      %windir%\system32\cscript slmgr.vbs /ato

Appendix B: Creating an SRV Record

NOTE: In order for auto-discovery to work, the DNS domain corresponding to one or both of the following must contain the KMS SRV record:

  • The primary DNS suffix of the computer

  • The DNS domain name assigned by DHCP

To create an SRV record:

  1. In the DNS server, open the Bind zone file.

  2. Enter a line (SRV record) in the form of

    _vlmcs._tcp.[your subdomain] 3600 IN SRV 0 100 1688

    replacing [your subdomain] with the correct subdomain without the brackets. For example, at the School of Public Health, the line would look like 3600 IN SRV 0 100 1688

Appendix C: Troubleshooting

You can fix most failed KMS activations by re-registering the software and then manually activating the machine.

  1. From the Start menu, select All Programs then Accessories.

  2. RIGHT-click Command Prompt and select Run as administrator.

  3. In the User Account Control window, click Continue.

  4. In the Command Prompt window, enter the command appropriate for your operating system.

  5. Proceed with step 4 of Appendix A: Manually Activating Machines.

REDUCED FUNCTIONALITY MODE: If the machine you're attempting to recover is already in Reduced Functionality Mode, you'll need to use Internet Explorer to access the Command Prompt.

  1. In Internet Explorer's Address Bar, enter C: and press the Enter key.

  2. If you receive an Internet Explorer Security dialog box, click Allow.

  3. In the Windows Explorer window, navigate to C:\Windows\System32.

  4. RIGHT-click the cmd file and select Run as administrator.

  5. Proceed to step 4 (Command Prompt) at the beginning of this troubleshooting section.

Microsoft maintains a Knowledgebase article on troubleshooting Volume Activation error codes that you might find helpful. However — for error code 0x800706BA: The RPC server is unavailable — the Microsoft-provided solution is incorrect. You should instead follow the re-registering the UPK and manually configuring steps at the beginning of this troubleshooting section.

Appendix D: Running Your Own KMS Server

The university provides — at no charge — a secure, reliable and redundant KMS server.
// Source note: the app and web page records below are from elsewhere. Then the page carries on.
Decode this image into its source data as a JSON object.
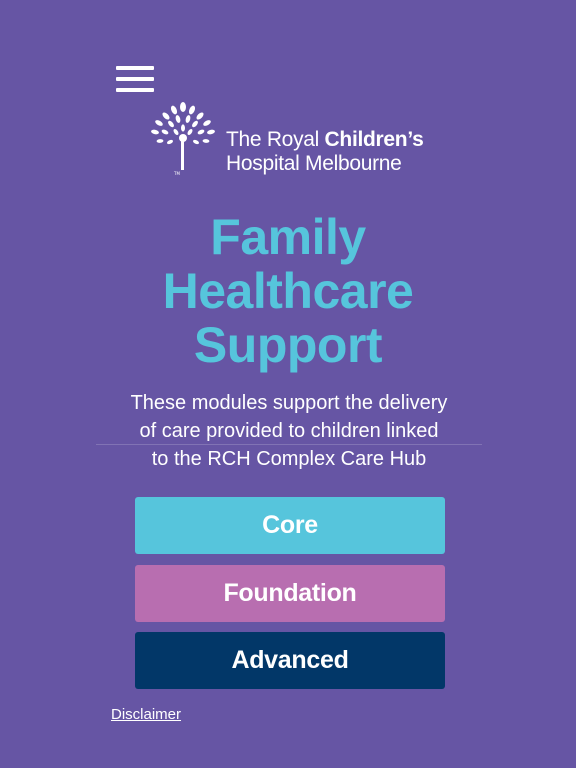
{
  "header": {
    "menu_icon": "hamburger-menu-icon",
    "logo": {
      "icon": "tree-logo-icon",
      "line1_regular": "The Royal ",
      "line1_bold": "Children’s",
      "line2": "Hospital Melbourne",
      "trademark": "TM"
    }
  },
  "main": {
    "title_lines": [
      "Family",
      "Healthcare",
      "Support"
    ],
    "intro_lines": [
      "These modules support the delivery",
      "of care provided to children linked",
      "to the RCH Complex Care Hub"
    ],
    "modules": [
      {
        "label": "Core",
        "color": "#56c5dc"
      },
      {
        "label": "Foundation",
        "color": "#b86eb0"
      },
      {
        "label": "Advanced",
        "color": "#023768"
      }
    ]
  },
  "footer": {
    "disclaimer_label": "Disclaimer"
  },
  "colors": {
    "background": "#6655a4",
    "title": "#56c5dc",
    "text": "#ffffff"
  }
}
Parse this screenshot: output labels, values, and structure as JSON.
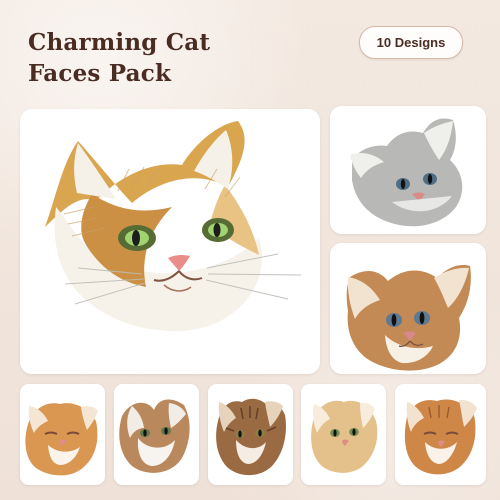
{
  "title": "Charming Cat Faces Pack",
  "badge": "10 Designs"
}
We highly recommend you use this service.

In the following rare events, you may need to provide your own KMS server.

  1. The cluster you want to activate:

    1. is not located within the U-M networks.

    2. cannot use the university's VPN.

  2. A local firewall restricts access to through in- and out-bound TCP port 1688.


  • You must fully understand the terms and conditions of the university's Microsoft Enterprise Agreement.

  • Your KMS service must absolutely prevent machines and virtual machines not owned by the university to validate.

  • You must be prepared to accept personal legal liability and for that of U-M in the event your KMS service permits even one machine not owned by the university to illegally validate.